3.3 Citizen’s Advice Cymru were reporting record numbers of people in debt, with an increase from 38% to 48% of people reporting negative budgets.

3.4 Food charities were running short of supplies and all this combined was to be seen through the lens of increasing inequality across society.

3.5 It was suggested the most impactful interventions had been in the form of direct cash support for families, such as through the Welsh Government’s Discretionary Assistance Fund. The UK government’s energy support scheme, which reduced bills at source, was due to end and bills would temporarily increase from April.

3.6 Organisations had begun planning for similar difficulties next winter, as despite a projected decline in inflation, this would not come soon enough for many to ward off the worst impacts of the current high food and energy costs, and the poorest families were expected to enter next winter with considerable debt burdens.

3.7 The point was made that warm hubs had been very well received, with the Welsh Government’s funding of £1m assisting their establishment across Wales. Over 10,000 people had used the hubs in Cardiff and over 1200 in Blaenau Gwent. 

3.8 The sub-committee agreed that collated data on impacts of certain interventions was needed across the piece and work would be continuing to gather as much evidence as possible to inform future programmes and planning.

3.9 It was noted that there was still some confusion amongst communities around entitlement to support, so clear messaging was vital.

3.10 The universal interventions offered by the UK government on energy support had missed opportunities to target funding to those most in need, and the Spring Budget had provided very little for Wales in terms of adult social care, mental health and wellbeing support.

3.11 Concerns also remained around funding for schools and public sector pay as the next financial year and negotiations continued.

3.12 It was noted that some of the lowest paid local authority staff in Wales were in receipt of support from food banks and many Teaching Assistants were struggling on the minimum wage. Anecdotal evidence suggested some individuals had resorted to selling personal possessions such as cars or re-mortgaging where possible to alleviate the pressure.

3.13 Allied to that was the continued pressure on food inflation and it was clear there was a need for the UK government to provide a boost to social security to help those suffering the most.

3.14 There had been knock on effects for the arts in Wales, with fuel cost increases being historically high, albeit dropping slightly recently, and artists and musicians were finding it difficult to afford transport costs.

3.15 Care workers, whilst benefitting from the real living wage delivered by the Welsh Government, were also impacted by the increase in fuel costs. In addition, the private care workforce was often trapped by low wages, a lack of sick pay or reimbursement for travel expenses.

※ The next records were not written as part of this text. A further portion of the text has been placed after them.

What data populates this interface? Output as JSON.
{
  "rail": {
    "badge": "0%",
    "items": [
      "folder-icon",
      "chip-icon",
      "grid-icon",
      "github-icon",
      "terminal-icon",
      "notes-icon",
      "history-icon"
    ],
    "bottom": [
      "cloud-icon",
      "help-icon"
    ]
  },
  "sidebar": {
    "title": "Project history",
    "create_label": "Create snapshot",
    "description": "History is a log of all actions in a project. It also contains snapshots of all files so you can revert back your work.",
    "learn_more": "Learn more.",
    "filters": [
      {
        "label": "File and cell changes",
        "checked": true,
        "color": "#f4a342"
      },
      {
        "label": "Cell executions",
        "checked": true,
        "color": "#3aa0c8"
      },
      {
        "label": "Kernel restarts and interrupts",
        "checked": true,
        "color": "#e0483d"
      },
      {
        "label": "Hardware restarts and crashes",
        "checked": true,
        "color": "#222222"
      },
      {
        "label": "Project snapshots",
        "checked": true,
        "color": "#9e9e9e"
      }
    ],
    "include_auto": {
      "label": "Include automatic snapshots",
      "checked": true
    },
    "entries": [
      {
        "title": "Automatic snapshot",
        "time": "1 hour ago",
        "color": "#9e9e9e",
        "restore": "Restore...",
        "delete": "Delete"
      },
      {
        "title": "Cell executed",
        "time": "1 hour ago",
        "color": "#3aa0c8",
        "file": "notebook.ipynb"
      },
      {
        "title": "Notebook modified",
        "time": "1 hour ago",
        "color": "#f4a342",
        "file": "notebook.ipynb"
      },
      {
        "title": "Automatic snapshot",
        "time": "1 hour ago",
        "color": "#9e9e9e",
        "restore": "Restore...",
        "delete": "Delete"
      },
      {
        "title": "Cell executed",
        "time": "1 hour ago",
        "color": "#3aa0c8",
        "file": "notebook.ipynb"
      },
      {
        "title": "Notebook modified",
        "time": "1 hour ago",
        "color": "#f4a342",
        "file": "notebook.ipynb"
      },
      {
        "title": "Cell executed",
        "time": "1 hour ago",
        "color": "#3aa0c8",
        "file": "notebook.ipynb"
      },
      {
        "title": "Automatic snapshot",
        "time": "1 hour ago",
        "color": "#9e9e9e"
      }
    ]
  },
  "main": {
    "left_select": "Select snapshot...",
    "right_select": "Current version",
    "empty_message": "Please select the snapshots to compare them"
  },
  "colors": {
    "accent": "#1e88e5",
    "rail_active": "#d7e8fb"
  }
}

3.16 It was noted the spending power of the Welsh Government and partners was  constantly eroded by high inflation and additional support was needed from the UK government to ensure services could be maintained at current levels.

3.17 It was reported that demand for food banks had remained high, whilst support for them had begun to decline, although financial support from members of the Church in Wales remained consistent.

3.18 There had been instances of food banks being broken into and the products resold on the black market, which indicated the level of desperation amongst some communities.

3.19 Despite this, there were encouraging examples across the country of food banks and warm hubs combining their resources to support their local communities.

3.20 The sub-committee thanked partners for their updates and agreed that further work would be taken forward on provision of data analysing the impacts of interventions deployed during the cost-of-living crisis.

3.21 In addition, a watching brief would be maintained on the UK government’s proposed changes to disability benefits and partners would be encouraged to make joint representations with the Welsh Government about any detrimental impacts of sanctions, particularly on women.

Cabinet Secretariat
March 2023